Hamilton was not always at his best, or had the car hooked up to his liking.

But even if things were not always clicking, like in China, Azerbaijan and Canada, he kept himself out of trouble and scored the points he could.

No over driving or taking silly risks that could gain maybe an extra couple of points, but easily end up losing everything on a particular day.

His worst finish, excluding Austria where he retired with mechanical failure, was fifth.

Consistency wins championships. He has won 10 times, but scored good points in nine other races and he has made fewer errors then Vettel so that is why he is the champion and the German is not.

Team player

Hamilton’s bond with Mercedes is clear.

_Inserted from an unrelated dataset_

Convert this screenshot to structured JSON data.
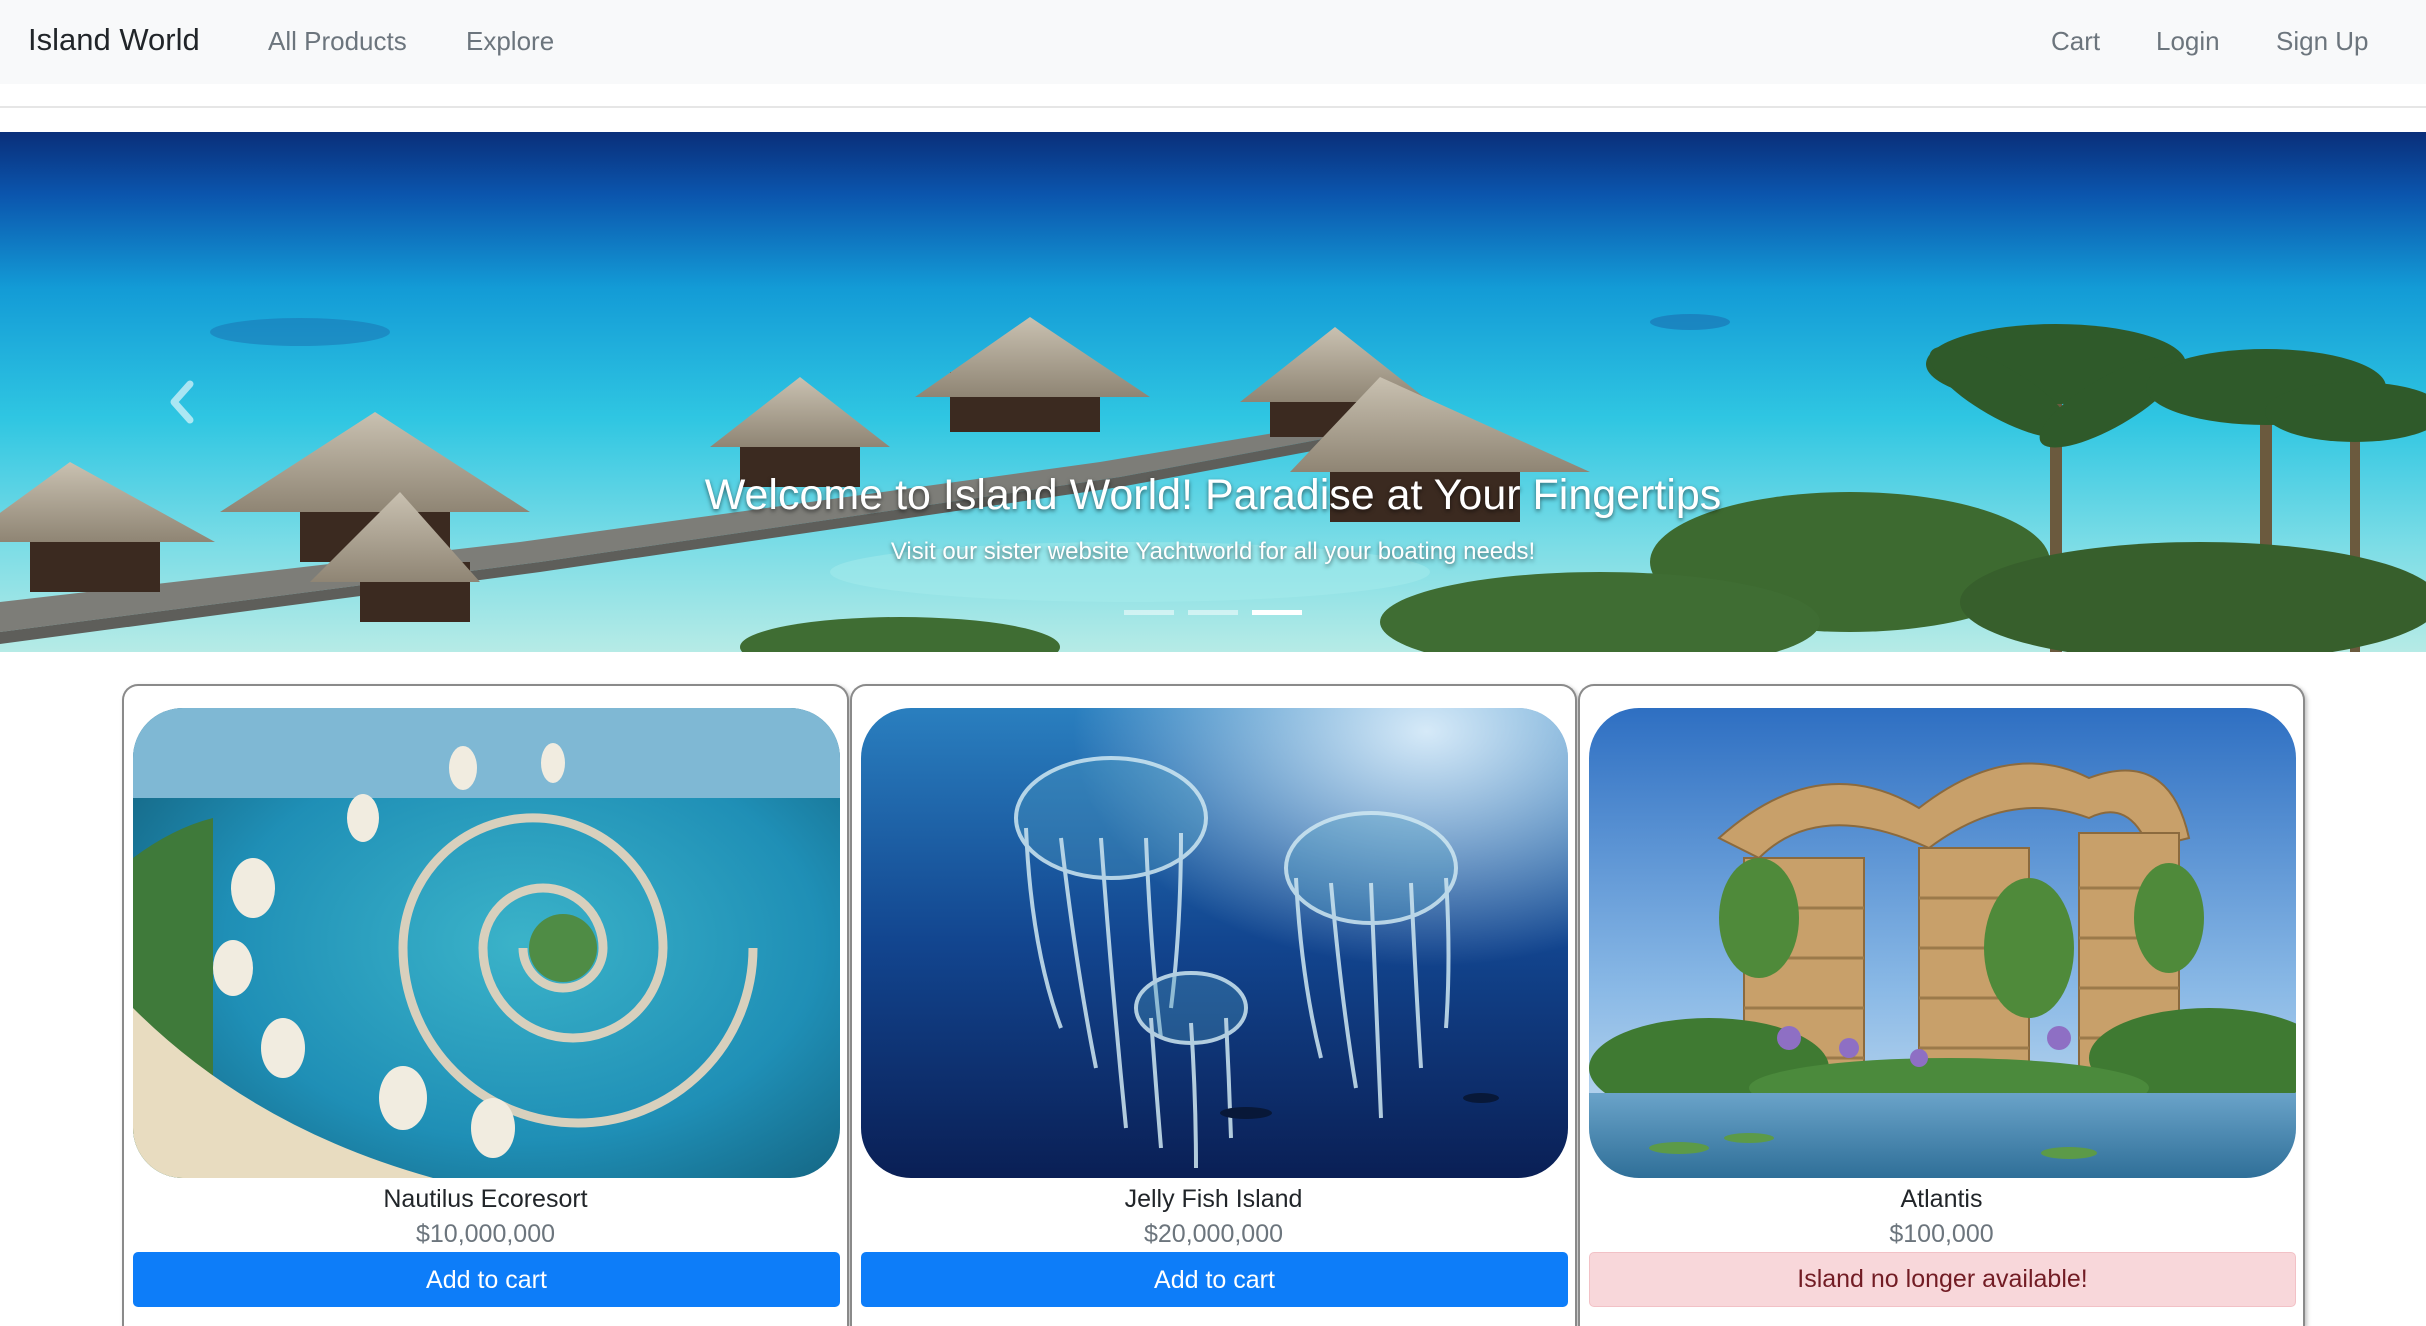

His, largely, affectionate chats with his race engineer Pete Bonnington on the pit radio highlight a level of trust that has developed over the years.

It was clear that Hamilton knows the role Mercedes have played in his success.

After winning in Brazil earlier this month he knelt down and almost embraced his car as the German marque celebrated becoming only the second team to ever win five constructors’ titles in a row.

Schumacher, the only driver now more successful then Hamilton statistically in terms of championships with seven to his name, was renown for building up an environment at Ferrari where the team bond helped them through some tight spots during his era of success with them between 1996 and 2006.

This has been the same at Mercedes and Hamilton has to be credited for playing a part in that.

So, what is next for the man with 72 race wins and 81 poles to his name?

He and Mercedes cannot afford to rest on their laurels.

Ferrari, given the raw pace of their car, underachieved this season and they should be a force again next year.

Plus Hamilton should face two consistent threats from the Italian team, rather then one, with Charles Leclerc an upgrade on Kimi Raikkonen as Vettel’s partner.

But, Hamilton’s experience means that if the Mercedes is quick, as it should be, 2019 will be another season of success.

But, first will come the target of winning in Abu Dhabi for a record fourth time and signing off his best year yet in style.

Abu Dhabi GP schedule

Friday: First practice - 1pm; Second practice - 5pm

Saturday: Final practice - 2pm; Qualifying - 5pm

Sunday: Etihad Airways Abu Dhabi Grand Prix (55 laps) - 5.10pm